Element data from apps and pages:
________________

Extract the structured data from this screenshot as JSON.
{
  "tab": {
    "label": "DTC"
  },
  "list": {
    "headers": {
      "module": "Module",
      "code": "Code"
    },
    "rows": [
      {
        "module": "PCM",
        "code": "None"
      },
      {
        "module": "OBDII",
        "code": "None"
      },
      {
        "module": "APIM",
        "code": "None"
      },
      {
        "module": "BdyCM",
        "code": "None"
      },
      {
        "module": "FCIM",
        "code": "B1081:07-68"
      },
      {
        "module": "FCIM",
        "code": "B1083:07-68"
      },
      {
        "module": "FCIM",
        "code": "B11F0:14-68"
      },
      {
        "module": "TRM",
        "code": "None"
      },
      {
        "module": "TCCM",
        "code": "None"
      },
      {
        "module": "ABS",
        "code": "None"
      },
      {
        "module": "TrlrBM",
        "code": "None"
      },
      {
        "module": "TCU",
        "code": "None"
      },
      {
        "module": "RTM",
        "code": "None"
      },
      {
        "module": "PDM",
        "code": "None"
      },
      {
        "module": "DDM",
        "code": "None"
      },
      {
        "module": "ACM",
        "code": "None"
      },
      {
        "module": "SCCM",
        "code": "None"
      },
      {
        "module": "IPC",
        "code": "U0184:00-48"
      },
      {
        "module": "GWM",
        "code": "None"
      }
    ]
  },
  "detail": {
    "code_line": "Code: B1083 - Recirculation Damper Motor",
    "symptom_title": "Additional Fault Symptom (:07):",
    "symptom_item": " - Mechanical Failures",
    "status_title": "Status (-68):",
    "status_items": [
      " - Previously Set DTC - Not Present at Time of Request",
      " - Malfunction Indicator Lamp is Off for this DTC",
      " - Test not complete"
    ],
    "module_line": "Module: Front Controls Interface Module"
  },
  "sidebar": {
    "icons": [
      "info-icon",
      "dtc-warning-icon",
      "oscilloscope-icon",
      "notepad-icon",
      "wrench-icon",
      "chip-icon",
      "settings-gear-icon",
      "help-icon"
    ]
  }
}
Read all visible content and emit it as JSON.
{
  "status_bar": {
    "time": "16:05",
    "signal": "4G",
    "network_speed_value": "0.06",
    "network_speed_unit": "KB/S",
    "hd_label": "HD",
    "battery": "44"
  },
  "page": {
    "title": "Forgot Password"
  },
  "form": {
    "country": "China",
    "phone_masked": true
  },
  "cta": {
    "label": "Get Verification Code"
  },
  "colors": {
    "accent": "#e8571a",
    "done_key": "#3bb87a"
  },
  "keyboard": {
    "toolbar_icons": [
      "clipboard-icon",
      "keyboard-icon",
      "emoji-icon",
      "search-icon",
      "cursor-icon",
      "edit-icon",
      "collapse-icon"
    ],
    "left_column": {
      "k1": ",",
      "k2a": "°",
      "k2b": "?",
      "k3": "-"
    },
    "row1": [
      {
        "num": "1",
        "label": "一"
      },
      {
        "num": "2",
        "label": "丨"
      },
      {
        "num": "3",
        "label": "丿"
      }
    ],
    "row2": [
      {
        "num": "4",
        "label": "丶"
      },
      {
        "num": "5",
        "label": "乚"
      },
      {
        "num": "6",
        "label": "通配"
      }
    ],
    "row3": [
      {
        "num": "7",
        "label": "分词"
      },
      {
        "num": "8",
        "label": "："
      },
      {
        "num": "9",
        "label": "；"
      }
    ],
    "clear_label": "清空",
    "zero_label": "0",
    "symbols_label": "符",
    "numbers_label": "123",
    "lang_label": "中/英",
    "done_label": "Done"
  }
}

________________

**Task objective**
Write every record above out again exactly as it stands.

**Written answer**
Extract the structured data from this screenshot as JSON.
{
  "tab": {
    "label": "DTC"
  },
  "list": {
    "headers": {
      "module": "Module",
      "code": "Code"
    },
    "rows": [
      {
        "module": "PCM",
        "code": "None"
      },
      {
        "module": "OBDII",
        "code": "None"
      },
      {
        "module": "APIM",
        "code": "None"
      },
      {
        "module": "BdyCM",
        "code": "None"
      },
      {
        "module": "FCIM",
        "code": "B1081:07-68"
      },
      {
        "module": "FCIM",
        "code": "B1083:07-68"
      },
      {
        "module": "FCIM",
        "code": "B11F0:14-68"
      },
      {
        "module": "TRM",
        "code": "None"
      },
      {
        "module": "TCCM",
        "code": "None"
      },
      {
        "module": "ABS",
        "code": "None"
      },
      {
        "module": "TrlrBM",
        "code": "None"
      },
      {
        "module": "TCU",
        "code": "None"
      },
      {
        "module": "RTM",
        "code": "None"
      },
      {
        "module": "PDM",
        "code": "None"
      },
      {
        "module": "DDM",
        "code": "None"
      },
      {
        "module": "ACM",
        "code": "None"
      },
      {
        "module": "SCCM",
        "code": "None"
      },
      {
        "module": "IPC",
        "code": "U0184:00-48"
      },
      {
        "module": "GWM",
        "code": "None"
      }
    ]
  },
  "detail": {
    "code_line": "Code: B1083 - Recirculation Damper Motor",
    "symptom_title": "Additional Fault Symptom (:07):",
    "symptom_item": " - Mechanical Failures",
    "status_title": "Status (-68):",
    "status_items": [
      " - Previously Set DTC - Not Present at Time of Request",
      " - Malfunction Indicator Lamp is Off for this DTC",
      " - Test not complete"
    ],
    "module_line": "Module: Front Controls Interface Module"
  },
  "sidebar": {
    "icons": [
      "info-icon",
      "dtc-warning-icon",
      "oscilloscope-icon",
      "notepad-icon",
      "wrench-icon",
      "chip-icon",
      "settings-gear-icon",
      "help-icon"
    ]
  }
}
Read all visible content and emit it as JSON.
{
  "status_bar": {
    "time": "16:05",
    "signal": "4G",
    "network_speed_value": "0.06",
    "network_speed_unit": "KB/S",
    "hd_label": "HD",
    "battery": "44"
  },
  "page": {
    "title": "Forgot Password"
  },
  "form": {
    "country": "China",
    "phone_masked": true
  },
  "cta": {
    "label": "Get Verification Code"
  },
  "colors": {
    "accent": "#e8571a",
    "done_key": "#3bb87a"
  },
  "keyboard": {
    "toolbar_icons": [
      "clipboard-icon",
      "keyboard-icon",
      "emoji-icon",
      "search-icon",
      "cursor-icon",
      "edit-icon",
      "collapse-icon"
    ],
    "left_column": {
      "k1": ",",
      "k2a": "°",
      "k2b": "?",
      "k3": "-"
    },
    "row1": [
      {
        "num": "1",
        "label": "一"
      },
      {
        "num": "2",
        "label": "丨"
      },
      {
        "num": "3",
        "label": "丿"
      }
    ],
    "row2": [
      {
        "num": "4",
        "label": "丶"
      },
      {
        "num": "5",
        "label": "乚"
      },
      {
        "num": "6",
        "label": "通配"
      }
    ],
    "row3": [
      {
        "num": "7",
        "label": "分词"
      },
      {
        "num": "8",
        "label": "："
      },
      {
        "num": "9",
        "label": "；"
      }
    ],
    "clear_label": "清空",
    "zero_label": "0",
    "symbols_label": "符",
    "numbers_label": "123",
    "lang_label": "中/英",
    "done_label": "Done"
  }
}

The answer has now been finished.